The Traveler persuades the Soldier and the Condemned Man to help him lift the Officer’s body off the bed and roll it into the pit. Then the three of them go the local tea house, where the Traveler scatters some coins among a group of ill-clothed men he refers to as “poor, oppressed people.” Then he makes for the harbor. As he begins to board his boat out of the penal colony—apparently without delivering his intended message about the Harrow to the New Commandant—he notices that the Condemned Man and the Soldier are following him. “They probably wanted to force the Traveler at the last minute to take them with him,” the Traveler thinks, apprehensively. The Traveler has no intention of allowing this to happen. As the Condemned Man and the Soldier race to the end of the dock, “the Traveler was already in the boat, and the sailor at once cast off from shore. They could still have jumped into the boat, but the Traveler picked up a heavy knotted rope from the boat bottom, threatened them with it, and thus prevented them from jumping in.”
As in so many of Kafka’s stories, we may see ourselves, at various moments, as any of the characters in “In the Penal Colony.” But there is a reason the story is told by the Traveler from the West. First with his moralizing about the barbaric and arbitrary form of justice that is meted out by the Officer’s apparatus, and then with his concluding assertion of separation from the penal colony’s “poor and oppressed” inhabitants, he epitomizes our own civilized queasiness about the realities of crime and punishment, whether the issue is immigration enforcement, policing or the maintenance of order among those who have been, whether justly or not, “condemned.”
Is the problem really that the penal colony’s laws are carried out inconsistently?
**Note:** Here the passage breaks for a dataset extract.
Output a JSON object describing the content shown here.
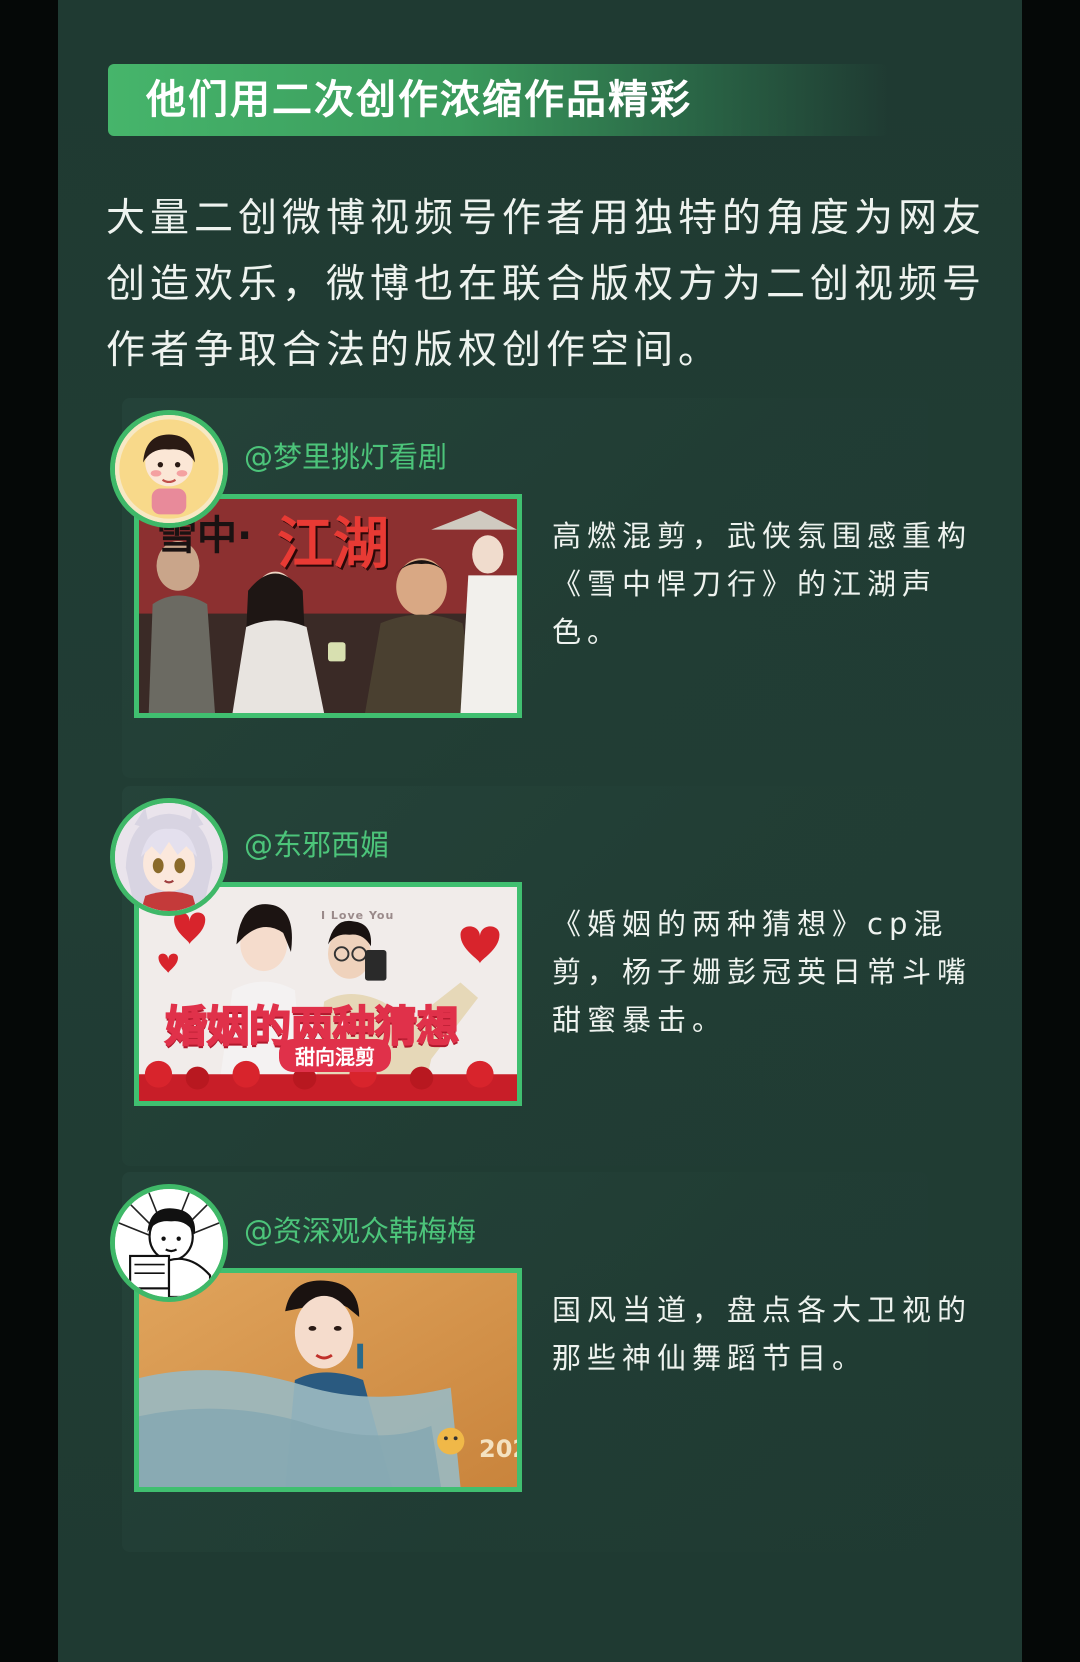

That its penalties are harsh or outdated? The Traveler indicates that fairer procedures, or more progressive political leadership, will make the penal colony more humane and just. His concluding rush to distance himself from the colony and its inhabitants, however, betrays a more disturbing possibility: that the colony itself may represent an injustice so monstrous that to speak “rationally” about its procedures constitutes its own kind of obscenity. His refusal to openly acknowledge this fact—indeed, he acknowledges it only by way of involuntary gestures—is what makes the Traveler seem, within the moral economy of the story, even less worthy of respect than the Officer. Whatever the brutality and arbitrariness of their “peculiar apparatus,” at least the Officer, and the Old Commandant, had not buried the reality of their power under a shroud of ennobling abstractions.
As he makes his way back to his own country, about whose judicial procedures we are told nothing, the Traveler appears to be free of everything—of his responsibility for the prisoners in the colony as well as of the maddening conviction of the Officer. This freedom, we suspect, will in time inflict its own wounds. Yet nothing guarantees that the Traveler will ever be as lucky as those who had been compelled to understand, by dint of the Harrow, the full extent of their guilt.
—JB & RW